Known as the “European wall of China”, the Walls of Ston in southern Croatia have again proved popular with tourists this year…
After the Great Wall of China, the magnificent Walls of Ston are the longest preserved fortification system in the world and tourists now have a chance to visit the biggest fortress, Veliki kaštio, which has just undergone a major restoration project.
Over 50,000 tourists visit the Walls of Ston annually. The series of defensive stone walls, originally more than 7 kilometres long, were built in the 14th and 15th century by Dubrovnik and Ston citizens to protect the city of Ston, which was part of the Republic of Ragusa. Over 400 years were taken to built the impressive complex.
The wall today links Ston to Mali Ston, and is in the shape of an irregular pentangle. It was completed with its 40 towers (20 of which have survived) and 5 fortresses. Within, three streets were laid from north to south and three others from east to west.
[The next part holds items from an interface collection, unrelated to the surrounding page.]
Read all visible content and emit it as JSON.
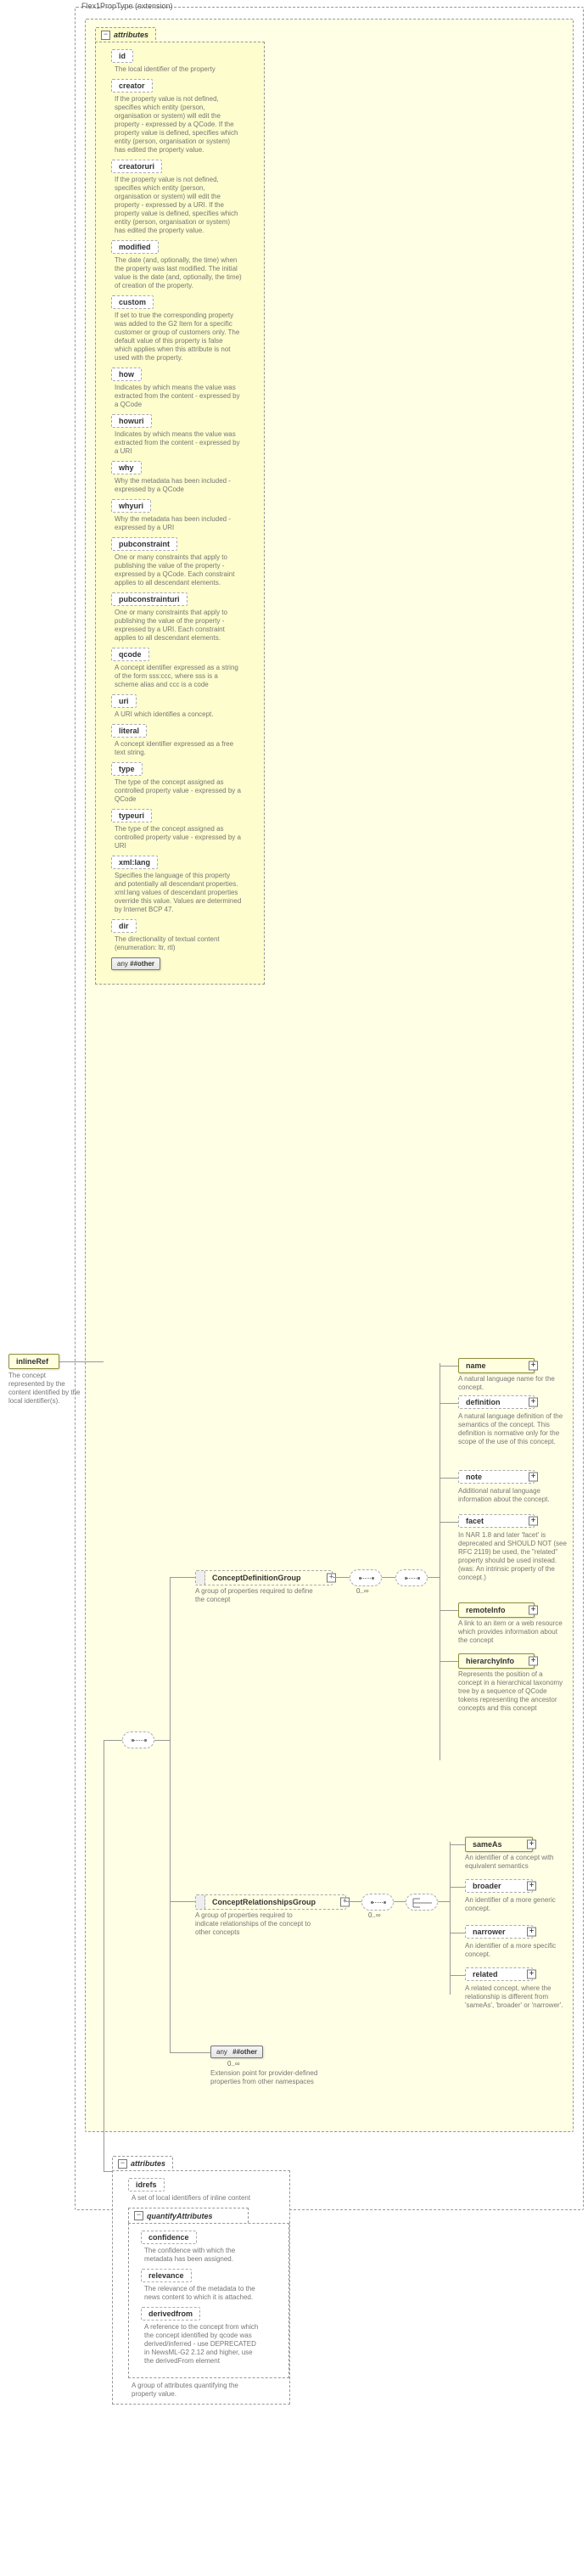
{
  "outer": {
    "extension_label": "Flex1PropType (extension)",
    "inlineRef": {
      "name": "inlineRef",
      "desc": "The concept represented by the content identified by the local identifier(s)."
    }
  },
  "attrs_main": {
    "header": "attributes",
    "items": [
      {
        "name": "id",
        "desc": "The local identifier of the property"
      },
      {
        "name": "creator",
        "desc": "If the property value is not defined, specifies which entity (person, organisation or system) will edit the property - expressed by a QCode. If the property value is defined, specifies which entity (person, organisation or system) has edited the property value."
      },
      {
        "name": "creatoruri",
        "desc": "If the property value is not defined, specifies which entity (person, organisation or system) will edit the property - expressed by a URI. If the property value is defined, specifies which entity (person, organisation or system) has edited the property value."
      },
      {
        "name": "modified",
        "desc": "The date (and, optionally, the time) when the property was last modified. The initial value is the date (and, optionally, the time) of creation of the property."
      },
      {
        "name": "custom",
        "desc": "If set to true the corresponding property was added to the G2 Item for a specific customer or group of customers only. The default value of this property is false which applies when this attribute is not used with the property."
      },
      {
        "name": "how",
        "desc": "Indicates by which means the value was extracted from the content - expressed by a QCode"
      },
      {
        "name": "howuri",
        "desc": "Indicates by which means the value was extracted from the content - expressed by a URI"
      },
      {
        "name": "why",
        "desc": "Why the metadata has been included - expressed by a QCode"
      },
      {
        "name": "whyuri",
        "desc": "Why the metadata has been included - expressed by a URI"
      },
      {
        "name": "pubconstraint",
        "desc": "One or many constraints that apply to publishing the value of the property - expressed by a QCode. Each constraint applies to all descendant elements."
      },
      {
        "name": "pubconstrainturi",
        "desc": "One or many constraints that apply to publishing the value of the property - expressed by a URI. Each constraint applies to all descendant elements."
      },
      {
        "name": "qcode",
        "desc": "A concept identifier expressed as a string of the form sss:ccc, where sss is a scheme alias and ccc is a code"
      },
      {
        "name": "uri",
        "desc": "A URI which identifies a concept."
      },
      {
        "name": "literal",
        "desc": "A concept identifier expressed as a free text string."
      },
      {
        "name": "type",
        "desc": "The type of the concept assigned as controlled property value - expressed by a QCode"
      },
      {
        "name": "typeuri",
        "desc": "The type of the concept assigned as controlled property value - expressed by a URI"
      },
      {
        "name": "xml:lang",
        "desc": "Specifies the language of this property and potentially all descendant properties. xml:lang values of descendant properties override this value. Values are determined by Internet BCP 47."
      },
      {
        "name": "dir",
        "desc": "The directionality of textual content (enumeration: ltr, rtl)"
      }
    ],
    "any_other": "##other"
  },
  "groups": {
    "cdef": {
      "name": "ConceptDefinitionGroup",
      "desc": "A group of properties required to define the concept"
    },
    "crel": {
      "name": "ConceptRelationshipsGroup",
      "desc": "A group of properties required to indicate relationships of the concept to other concepts"
    },
    "any_other": {
      "label": "##other",
      "desc": "Extension point for provider-defined properties from other namespaces",
      "occ": "0..∞"
    }
  },
  "cdef_children": [
    {
      "name": "name",
      "desc": "A natural language name for the concept."
    },
    {
      "name": "definition",
      "desc": "A natural language definition of the semantics of the concept. This definition is normative only for the scope of the use of this concept."
    },
    {
      "name": "note",
      "desc": "Additional natural language information about the concept."
    },
    {
      "name": "facet",
      "desc": "In NAR 1.8 and later 'facet' is deprecated and SHOULD NOT (see RFC 2119) be used, the \"related\" property should be used instead.(was: An intrinsic property of the concept.)"
    },
    {
      "name": "remoteInfo",
      "desc": "A link to an item or a web resource which provides information about the concept"
    },
    {
      "name": "hierarchyInfo",
      "desc": "Represents the position of a concept in a hierarchical taxonomy tree by a sequence of QCode tokens representing the ancestor concepts and this concept"
    }
  ],
  "crel_children": [
    {
      "name": "sameAs",
      "desc": "An identifier of a concept with equivalent semantics"
    },
    {
      "name": "broader",
      "desc": "An identifier of a more generic concept."
    },
    {
      "name": "narrower",
      "desc": "An identifier of a more specific concept."
    },
    {
      "name": "related",
      "desc": "A related concept, where the relationship is different from 'sameAs', 'broader' or 'narrower'."
    }
  ],
  "occ": {
    "zero_inf": "0..∞"
  },
  "attrs_lower": {
    "header": "attributes",
    "idrefs": {
      "name": "idrefs",
      "desc": "A set of local identifiers of inline content"
    },
    "quant_header": "quantifyAttributes",
    "items": [
      {
        "name": "confidence",
        "desc": "The confidence with which the metadata has been assigned."
      },
      {
        "name": "relevance",
        "desc": "The relevance of the metadata to the news content to which it is attached."
      },
      {
        "name": "derivedfrom",
        "desc": "A reference to the concept from which the concept identified by qcode was derived/inferred - use DEPRECATED in NewsML-G2 2.12 and higher, use the derivedFrom element"
      }
    ],
    "group_desc": "A group of attributes quantifying the property value."
  },
  "ui": {
    "any": "any",
    "plus": "+",
    "minus": "−"
  }
}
The town was entered by two city gates and the centres of the system are the fortress Veliki kaštio in Ston, Koruna in Mali Ston and the fortress on Podzvizd hill (224 m). Noted artists who worked on the walls project were Michelozzo, Bernardino Gatti of Parma and Giorgio da Sebenico (Juraj Dalmatinac).
The city plan of Dubrovnik was used as a model for Ston, but since Ston was built on prepared terrain, that model was more closely followed than Dubrovnik itself. In terms of infrastructure like water mains and sewers built in 1581, Ston was extraordinarily unique in Europe.
(photo credits: Ljubo Gamulin / Društvo prijatelja dubrovačke starine)